The bike corral--it’s a bicycle parking solution that’s simple. A corral typically replaces only one or two car parking spots and easily allows for more than a dozen bikes to park and lock up. It’s easy to install, very affordable, and equally easy to watch and see how well it’s being used (as well as to take down if needs be).
With last month’s installation of a corral on Canon Perdido near Santa Barbara Street, the city is on a roll, and SBBIKE wants to corral that momentum and keep the ball rolling on the right path. “The first one’s working really well,” says executive director Ed France, noting the corral is good for businesses, convenient, and helps provide access.
Kim Anderson, part-owner of Handlebar Coffee, attests that cyclists are taking advantage of that access. “There’re always bikes out there,” she says, adding, “A lot of people commute.” Anderson says that customers seem pleased with the addition; “90 percent of people are for it and really positive.”
Handlebar was among the businesses in proximity to the corrals that joined together and asked the city for the corrals. “All the businesses around here fought for it,” says Anderson.
Getting this first corral implemented took some time (and shepherding the process through multiple committees) because it was setting a precedent, France notes. Now that the precedent is working, it’s time to get more of the same. “The bike coalition is currently working with local businesses,” promises France. “We’re throwing our support behind target areas where businesses unanimously support this type of bike parking.”

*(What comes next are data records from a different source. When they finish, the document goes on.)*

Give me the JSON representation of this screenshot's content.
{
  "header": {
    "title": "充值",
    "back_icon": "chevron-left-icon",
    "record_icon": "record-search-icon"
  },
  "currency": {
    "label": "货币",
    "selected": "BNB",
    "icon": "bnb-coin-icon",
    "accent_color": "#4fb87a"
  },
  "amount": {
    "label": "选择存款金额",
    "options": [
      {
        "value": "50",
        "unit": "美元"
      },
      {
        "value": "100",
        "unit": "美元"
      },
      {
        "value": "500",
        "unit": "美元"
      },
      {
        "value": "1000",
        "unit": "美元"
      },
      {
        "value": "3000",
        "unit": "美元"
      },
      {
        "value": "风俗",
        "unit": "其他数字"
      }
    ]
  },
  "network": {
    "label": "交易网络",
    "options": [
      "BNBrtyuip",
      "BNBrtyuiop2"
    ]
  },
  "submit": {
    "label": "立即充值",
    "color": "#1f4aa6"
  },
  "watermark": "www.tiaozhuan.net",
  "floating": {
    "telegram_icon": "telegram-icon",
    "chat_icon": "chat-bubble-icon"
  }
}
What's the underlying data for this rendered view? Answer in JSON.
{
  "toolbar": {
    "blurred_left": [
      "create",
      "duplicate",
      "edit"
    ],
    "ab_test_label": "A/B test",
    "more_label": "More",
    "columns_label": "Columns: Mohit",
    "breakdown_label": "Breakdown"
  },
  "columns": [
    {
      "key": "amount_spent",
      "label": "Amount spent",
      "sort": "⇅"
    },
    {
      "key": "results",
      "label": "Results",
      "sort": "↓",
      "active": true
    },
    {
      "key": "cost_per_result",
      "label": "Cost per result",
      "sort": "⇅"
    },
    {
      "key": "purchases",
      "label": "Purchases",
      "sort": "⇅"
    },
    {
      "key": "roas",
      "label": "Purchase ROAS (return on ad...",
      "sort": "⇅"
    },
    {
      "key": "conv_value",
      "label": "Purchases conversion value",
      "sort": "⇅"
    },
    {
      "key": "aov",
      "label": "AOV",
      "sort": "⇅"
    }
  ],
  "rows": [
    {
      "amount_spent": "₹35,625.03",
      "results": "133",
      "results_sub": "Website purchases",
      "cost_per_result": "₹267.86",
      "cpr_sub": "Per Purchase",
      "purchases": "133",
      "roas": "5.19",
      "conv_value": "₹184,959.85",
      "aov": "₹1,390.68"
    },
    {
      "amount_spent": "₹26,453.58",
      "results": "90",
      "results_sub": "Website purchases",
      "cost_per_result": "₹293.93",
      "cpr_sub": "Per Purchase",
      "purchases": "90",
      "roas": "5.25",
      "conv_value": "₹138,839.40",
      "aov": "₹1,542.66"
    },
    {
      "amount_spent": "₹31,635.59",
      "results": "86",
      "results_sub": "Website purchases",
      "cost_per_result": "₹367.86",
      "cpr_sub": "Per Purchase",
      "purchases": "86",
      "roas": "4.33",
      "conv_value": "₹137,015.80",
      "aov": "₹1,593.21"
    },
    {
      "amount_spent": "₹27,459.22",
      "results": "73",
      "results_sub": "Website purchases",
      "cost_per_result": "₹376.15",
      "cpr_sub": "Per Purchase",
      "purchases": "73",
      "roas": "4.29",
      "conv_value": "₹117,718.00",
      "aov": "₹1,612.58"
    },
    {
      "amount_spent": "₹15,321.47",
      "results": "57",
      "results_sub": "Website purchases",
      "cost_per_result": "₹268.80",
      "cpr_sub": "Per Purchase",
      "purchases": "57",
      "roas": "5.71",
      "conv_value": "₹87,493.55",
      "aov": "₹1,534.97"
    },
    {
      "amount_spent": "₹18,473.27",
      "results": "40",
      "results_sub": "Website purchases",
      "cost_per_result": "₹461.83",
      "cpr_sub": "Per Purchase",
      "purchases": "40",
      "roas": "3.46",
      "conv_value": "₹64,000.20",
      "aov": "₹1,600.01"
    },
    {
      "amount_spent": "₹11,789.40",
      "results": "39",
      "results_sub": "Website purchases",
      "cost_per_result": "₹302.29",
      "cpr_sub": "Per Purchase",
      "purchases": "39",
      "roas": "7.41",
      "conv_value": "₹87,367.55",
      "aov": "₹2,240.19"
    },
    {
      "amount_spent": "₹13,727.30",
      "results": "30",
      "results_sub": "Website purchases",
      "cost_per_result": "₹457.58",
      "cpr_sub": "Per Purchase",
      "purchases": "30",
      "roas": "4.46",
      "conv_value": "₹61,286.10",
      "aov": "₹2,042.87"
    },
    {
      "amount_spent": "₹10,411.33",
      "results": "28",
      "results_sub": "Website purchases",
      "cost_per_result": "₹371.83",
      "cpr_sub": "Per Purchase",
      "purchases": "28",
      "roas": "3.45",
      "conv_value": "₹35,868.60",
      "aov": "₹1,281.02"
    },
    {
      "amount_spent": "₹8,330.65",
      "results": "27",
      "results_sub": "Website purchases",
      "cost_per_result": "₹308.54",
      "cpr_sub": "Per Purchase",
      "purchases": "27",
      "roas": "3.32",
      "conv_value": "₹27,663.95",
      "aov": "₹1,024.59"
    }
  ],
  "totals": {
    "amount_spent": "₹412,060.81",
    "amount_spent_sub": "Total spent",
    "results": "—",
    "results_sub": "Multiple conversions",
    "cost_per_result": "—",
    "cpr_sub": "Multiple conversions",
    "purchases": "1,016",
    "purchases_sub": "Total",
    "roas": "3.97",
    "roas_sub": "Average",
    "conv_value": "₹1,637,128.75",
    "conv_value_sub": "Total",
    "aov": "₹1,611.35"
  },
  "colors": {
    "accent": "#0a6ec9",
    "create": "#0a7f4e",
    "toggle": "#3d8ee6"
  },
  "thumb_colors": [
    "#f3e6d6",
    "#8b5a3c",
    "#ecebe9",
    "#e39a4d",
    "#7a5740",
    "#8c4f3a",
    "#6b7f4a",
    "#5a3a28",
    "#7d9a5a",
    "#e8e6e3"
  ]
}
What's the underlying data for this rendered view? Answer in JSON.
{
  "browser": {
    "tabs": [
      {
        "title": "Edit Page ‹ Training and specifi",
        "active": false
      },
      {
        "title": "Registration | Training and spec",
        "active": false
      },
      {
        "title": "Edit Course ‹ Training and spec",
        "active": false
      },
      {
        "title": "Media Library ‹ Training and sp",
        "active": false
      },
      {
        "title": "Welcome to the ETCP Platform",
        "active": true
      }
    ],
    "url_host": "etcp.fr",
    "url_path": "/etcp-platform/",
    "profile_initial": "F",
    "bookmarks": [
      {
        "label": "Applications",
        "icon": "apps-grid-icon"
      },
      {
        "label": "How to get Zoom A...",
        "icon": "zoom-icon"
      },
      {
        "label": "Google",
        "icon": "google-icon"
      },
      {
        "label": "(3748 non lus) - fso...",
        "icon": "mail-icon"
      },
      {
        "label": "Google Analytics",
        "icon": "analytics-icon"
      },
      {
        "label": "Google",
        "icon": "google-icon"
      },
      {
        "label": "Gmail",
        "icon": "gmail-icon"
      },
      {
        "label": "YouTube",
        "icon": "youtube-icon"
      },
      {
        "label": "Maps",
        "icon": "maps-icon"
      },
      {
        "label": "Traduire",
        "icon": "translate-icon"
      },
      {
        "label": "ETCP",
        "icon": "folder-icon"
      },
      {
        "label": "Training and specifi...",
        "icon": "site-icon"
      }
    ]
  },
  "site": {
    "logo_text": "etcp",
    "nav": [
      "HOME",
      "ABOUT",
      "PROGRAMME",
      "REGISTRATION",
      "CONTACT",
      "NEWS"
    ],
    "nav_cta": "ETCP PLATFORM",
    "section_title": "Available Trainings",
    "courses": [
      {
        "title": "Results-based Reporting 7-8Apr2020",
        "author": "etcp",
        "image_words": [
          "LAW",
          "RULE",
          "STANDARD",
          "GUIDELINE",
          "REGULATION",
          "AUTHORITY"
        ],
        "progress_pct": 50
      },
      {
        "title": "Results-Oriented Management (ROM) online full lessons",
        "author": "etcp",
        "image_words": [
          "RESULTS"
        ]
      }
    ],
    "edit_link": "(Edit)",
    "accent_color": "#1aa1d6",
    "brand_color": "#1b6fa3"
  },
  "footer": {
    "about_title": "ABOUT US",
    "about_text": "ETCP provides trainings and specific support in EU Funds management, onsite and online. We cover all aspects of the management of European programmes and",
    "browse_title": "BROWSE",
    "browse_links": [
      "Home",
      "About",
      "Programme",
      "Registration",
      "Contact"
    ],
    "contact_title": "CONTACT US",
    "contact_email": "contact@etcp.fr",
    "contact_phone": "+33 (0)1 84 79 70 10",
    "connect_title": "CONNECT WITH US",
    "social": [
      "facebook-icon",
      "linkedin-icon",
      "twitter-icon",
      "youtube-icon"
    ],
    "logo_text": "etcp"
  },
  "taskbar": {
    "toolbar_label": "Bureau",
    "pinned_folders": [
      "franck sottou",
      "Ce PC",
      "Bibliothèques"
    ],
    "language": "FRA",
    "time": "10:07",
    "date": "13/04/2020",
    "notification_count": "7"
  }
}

One spot being considered is Ortega and State, where bars and restaurants and their patrons would benefit from the improved access. The space is also the top edge of Tuesday’s popular downtown Farmers’ Market. Other prime spots are in the Funk Zone, areas that are slammed with bike traffic and have little sidewalk space.
SBBIKE is asking the city to consider working with local businesses to move on a few of these right away. Not only will implementing corrals in these locales help out businesses and improve access, it will make for a better, more accurate test period, allowing for more than just one site to be evaluated. According to Santa Barbara Public Work’s website, “The bike corral is a demonstration project to evaluate better access to the businesses in the area. It will be evaluated based on how well it is used and brought back to City committees to determine its effectiveness.”
The city will also ask corral users, business owners, and patrons for feedback to determine the corral(s)’ longevity. So if you’re behind the corrals, let your local representatives know.
“We’re helping take a good idea to fruition,” says France, noting the coalition’s support of the corrals is part of its comprehensive plan to improve cycling for all in Santa Barbara.
And the corrals are just the first step. Up next? Hitching posts and bike racks at private businesses and secured bike parking at the MTD Transit Center and at City College for starters.